What the Southern Baptist people have to do, I guess, is to decide whether we believe that "Sheelrbaoehatoanta" is a grand utterance of divine origin. And if we cannot, then we'll have to determine whether our inability to achieve obedience to Christ at that point does or does not rise to such a level of importance as to prevent us from working together on those points at which we have reached agreement. The answer to that second question will probably depend upon how aggressive the Pentecostals among us will be in advancing their doctrines and practices. But this will be a practical question, and the adherents to this statement ought to stop pretending that there's some list of primary doctrines in the Bible from which our trustees must not stray.
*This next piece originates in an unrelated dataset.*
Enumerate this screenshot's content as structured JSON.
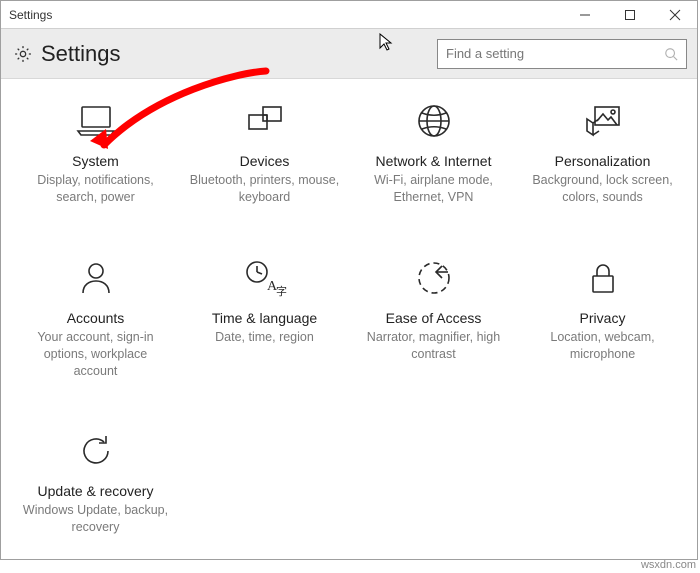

I expect the East Coast political activists advancing this statement to bring measures to Indianapolis for the Southern Baptist Convention to consider. This is a critical year for them, for they will not have a committee structure and platform stacked so friendly toward them again anytime soon. Action has taken place this year "accidentally" to exclude duly elected conservatives from the governmental processes of the SBC by "inadvertently" failing to send them information forwarded to all other members of committees and boards and other groups until after the insiders had already finalized action. There's a deliberate effort underway at this moment to skew the SBC political process in favor of these measures. Those kinds of actions can only succeed for so long, and next week is the last, best moment of opportunity.
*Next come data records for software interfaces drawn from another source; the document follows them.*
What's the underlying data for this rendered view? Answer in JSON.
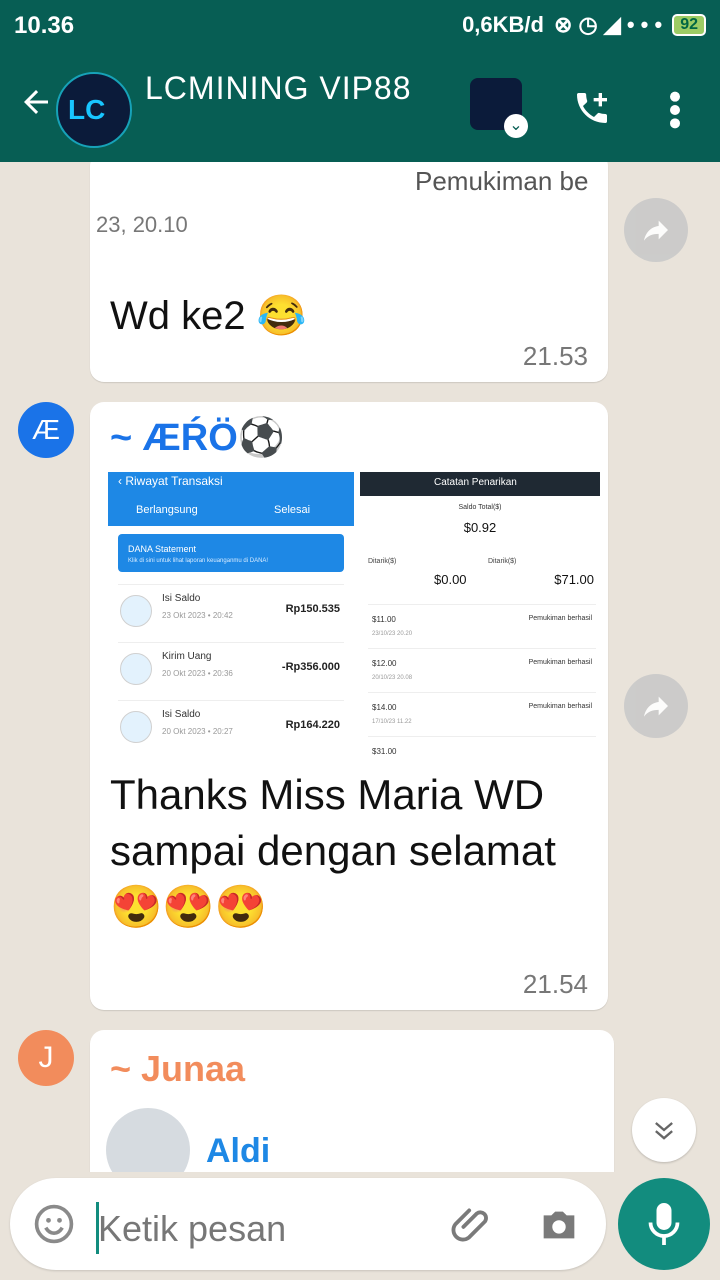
{
  "status": {
    "time": "10.36",
    "speed": "0,6KB/d",
    "battery": "92"
  },
  "header": {
    "title": "LCMINING VIP88",
    "logo_text": "LC"
  },
  "messages": [
    {
      "quote_line1": "Pemukiman be",
      "quote_line2": "23, 20.10",
      "text": "Wd ke2 😂",
      "time": "21.53"
    },
    {
      "avatar": "Æ",
      "sender": "~ ÆŔÖ⚽",
      "screenshot_left": {
        "title": "‹  Riwayat Transaksi",
        "tab1": "Berlangsung",
        "tab2": "Selesai",
        "dana_title": "DANA Statement",
        "dana_sub": "Klik di sini untuk lihat laporan keuanganmu di DANA!",
        "transactions": [
          {
            "label": "Isi Saldo",
            "date": "23 Okt 2023 • 20:42",
            "amount": "Rp150.535"
          },
          {
            "label": "Kirim Uang",
            "date": "20 Okt 2023 • 20:36",
            "amount": "-Rp356.000"
          },
          {
            "label": "Isi Saldo",
            "date": "20 Okt 2023 • 20:27",
            "amount": "Rp164.220"
          }
        ]
      },
      "screenshot_right": {
        "title": "Catatan Penarikan",
        "saldo_label": "Saldo Total($)",
        "saldo_value": "$0.92",
        "left_label": "Ditarik($)",
        "right_label": "Ditarik($)",
        "left_value": "$0.00",
        "right_value": "$71.00",
        "rows": [
          {
            "amount": "$11.00",
            "date": "23/10/23 20.20",
            "status": "Pemukiman berhasil"
          },
          {
            "amount": "$12.00",
            "date": "20/10/23 20.08",
            "status": "Pemukiman berhasil"
          },
          {
            "amount": "$14.00",
            "date": "17/10/23 11.22",
            "status": "Pemukiman berhasil"
          },
          {
            "amount": "$31.00",
            "date": "",
            "status": ""
          }
        ]
      },
      "text": "Thanks Miss Maria WD  sampai dengan selamat  😍😍😍",
      "time": "21.54"
    },
    {
      "avatar": "J",
      "sender": "~ Junaa",
      "quoted_name": "Aldi"
    }
  ],
  "input": {
    "placeholder": "Ketik pesan"
  }
}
It is important for conservative Southern Baptists to go to Indianapolis. It is important to pay attention. Beware of vaguely worded motions or resolutions. If you aren't 100% sure what the wording of a motion or resolution means, if you aren't 100% sure that you recognize who is bringing forward a motion or resolution and what they are trying to accomplish by it, and especially if you see that any item of business before the convention is being disputed or debated, then you have a responsibility to the church that sent you and the Lord who saved you to inform yourself before you vote. I recommend that you bookmark SBC Today in your Internet browser and check it frequently next week, because this premier SBC informational blog will be providing comprehensive analysis of the convention as it unfolds.